A country with police brutality, discriminatory voter ID laws and forsaken black communities may tell people otherwise, but CrimDella “BlackZeusX” Brathwaite and his Black God Pantheon are intent on convincing oppressed people everywhere that a divine energy is inside of all of them—and it’s up to them to embrace it.
“Can’t lie homeboy, I got God in me,” he spits on “Hotep,” the eighth installment of his #ZeusXStyle YouTube series. “If you got God in you, then mob with me.”
Brathwaite was empowered since he was a child during the 1990s, growing up in Harlem and soaking lessons from his father Elombe Brath—a respected Pan-African activist—and five older brothers. After one of those siblings introduced him to hip-hop, he began writing his own rhymes while revering legends like DMX, Jay Z and Eminem. He vividly remembers two early incidents of exposing his raps to others: one high school classmate said his lyrics were weak, but later, a friend named Roger was impressed after perusing through his notebook.

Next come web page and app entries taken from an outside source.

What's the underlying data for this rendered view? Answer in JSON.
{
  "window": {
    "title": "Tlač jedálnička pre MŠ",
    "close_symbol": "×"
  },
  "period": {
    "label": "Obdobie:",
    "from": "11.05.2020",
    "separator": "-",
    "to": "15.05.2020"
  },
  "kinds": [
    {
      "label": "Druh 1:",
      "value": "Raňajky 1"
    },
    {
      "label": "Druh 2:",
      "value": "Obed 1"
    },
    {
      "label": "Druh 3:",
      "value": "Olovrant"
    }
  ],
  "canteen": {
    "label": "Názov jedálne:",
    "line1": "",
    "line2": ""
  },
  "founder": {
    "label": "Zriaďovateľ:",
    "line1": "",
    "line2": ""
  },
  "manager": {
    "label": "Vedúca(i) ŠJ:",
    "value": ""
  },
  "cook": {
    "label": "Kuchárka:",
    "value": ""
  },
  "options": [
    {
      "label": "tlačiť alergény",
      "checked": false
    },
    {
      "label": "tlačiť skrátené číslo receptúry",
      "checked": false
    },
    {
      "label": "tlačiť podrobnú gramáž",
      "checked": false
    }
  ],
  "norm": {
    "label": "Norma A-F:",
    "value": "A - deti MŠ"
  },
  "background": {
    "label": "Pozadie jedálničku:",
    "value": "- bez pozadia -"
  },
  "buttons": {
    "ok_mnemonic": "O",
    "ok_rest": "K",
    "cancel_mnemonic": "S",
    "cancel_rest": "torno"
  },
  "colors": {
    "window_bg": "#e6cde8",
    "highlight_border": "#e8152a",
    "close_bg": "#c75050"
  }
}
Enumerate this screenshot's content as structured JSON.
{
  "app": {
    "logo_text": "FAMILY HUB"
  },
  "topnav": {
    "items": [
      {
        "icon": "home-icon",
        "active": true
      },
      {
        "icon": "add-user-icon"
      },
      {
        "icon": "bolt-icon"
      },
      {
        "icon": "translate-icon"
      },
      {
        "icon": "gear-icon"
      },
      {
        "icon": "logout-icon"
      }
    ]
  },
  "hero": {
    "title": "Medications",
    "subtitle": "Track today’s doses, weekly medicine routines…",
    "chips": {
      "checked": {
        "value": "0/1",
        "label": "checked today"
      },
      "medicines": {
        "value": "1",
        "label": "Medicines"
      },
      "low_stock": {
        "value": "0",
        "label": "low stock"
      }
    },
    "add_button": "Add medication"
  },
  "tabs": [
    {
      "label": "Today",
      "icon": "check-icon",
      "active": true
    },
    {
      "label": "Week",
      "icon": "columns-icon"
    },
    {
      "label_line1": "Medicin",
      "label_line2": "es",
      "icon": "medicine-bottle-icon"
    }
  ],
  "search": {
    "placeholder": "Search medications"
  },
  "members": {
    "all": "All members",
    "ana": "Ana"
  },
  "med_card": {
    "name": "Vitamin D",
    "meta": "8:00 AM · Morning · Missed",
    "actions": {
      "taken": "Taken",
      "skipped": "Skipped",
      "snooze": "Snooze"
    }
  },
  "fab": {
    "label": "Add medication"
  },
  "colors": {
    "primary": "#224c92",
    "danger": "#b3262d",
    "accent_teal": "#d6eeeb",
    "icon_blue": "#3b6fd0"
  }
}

“The first situation helped me grow because something clicked in my head to prove them wrong. The second was a confirmation from the universe that I could do it,” he said.
He, Roger, and four other artists formed The Kingdom—a crew that only stayed together for six months, but whose members left a lasting impression on each other through collaboration and positive reinforcement. Crimdella graduated high school and went to State University of New York at New Paltz, where he studied psychology while continuing his rap career. He built a buzz on campus by placing two freestyles on area mixtapes and recording songs.
He kept recording after graduating from college—he has independently released five projects since 2009, steadily building a fan base over the years—but he also began working with young people. Carrying the baton of activist roots inherited from his father, he counsels black and Latino youth professionally and academically to help them find jobs, complete resumes and college applications, and build their communities. He plans to use his music and his job as dual ways to connect with people in special ways.
“They don’t always see educated black men in their neighborhood. That isn’t to say that they don’t exist, but there a lot of people who get out and stay out,” he said. “It’s important to build that relationship with young people so that I can talk with them through music just like artists did for me when I was young.”
Crimdella’s music represents the community he works with on a daily basis, giving insight into the black and brown experience in America while injecting fun, youthful energy whenever it calls for it. Police brutality, flirting with women, and braggadocios rhymes are all delivered with the same honesty and relatability.
The latest and most potent example of his skill set is #ZeusXStyles, his new series of YouTube videos. His organic combination of empowering, knowledge-dropping lyrics and instantly contagious hooks is building steam in New York City. “Columbus (ft. Monotone)” cleverly addresses the hot button topic of
cultural appropriation, and “SUNGOD (ft. O’ye)” sees Crimdella exchanging traditional Christianity for a focus on African heritage, individual spirituality, and embracing the divinity in himself. The latter idea is the fuel behind the Black God Pantheon, Crimdella’s crew of similarly-minded musicians and artists: Monotone (aka Apollo), BbStarD (aka the Black God Ptah), Real Ishmael (aka The Black God Ausar), Precious Gorgeous, Kita P, and Ashleigh Awusie.
“As black and brown people, we don’t get to see ourselves in divine light much. In almost all portrayals of divine beings, whether it’s in drawings of Jesus or in films like ‘Exodus: Gods and Kings,’ everyone is blue-eyed. It’s almost like we’re being told that we are not worthy of divinity,” he said. “When I call myself a black god, I am not saying that I am God because I will die. God won’t. What I’m saying is that God lives in me and my relationship with it is one that only me and it know and so because of that I can create what I want to create because I believe in that power.
“I want more people who look like me and come from similar backgrounds and neighborhoods to understand that,” he adds.
With the #ZeusXStyle series continuing to gain steam and the Black God Pantheon’s material on the way, Crimdella’s message is loud and clear for anyone willing to listen.
Written by William E. Ketchum III // www.speechismyhammer.com
Produced by Choi David // @choidavid420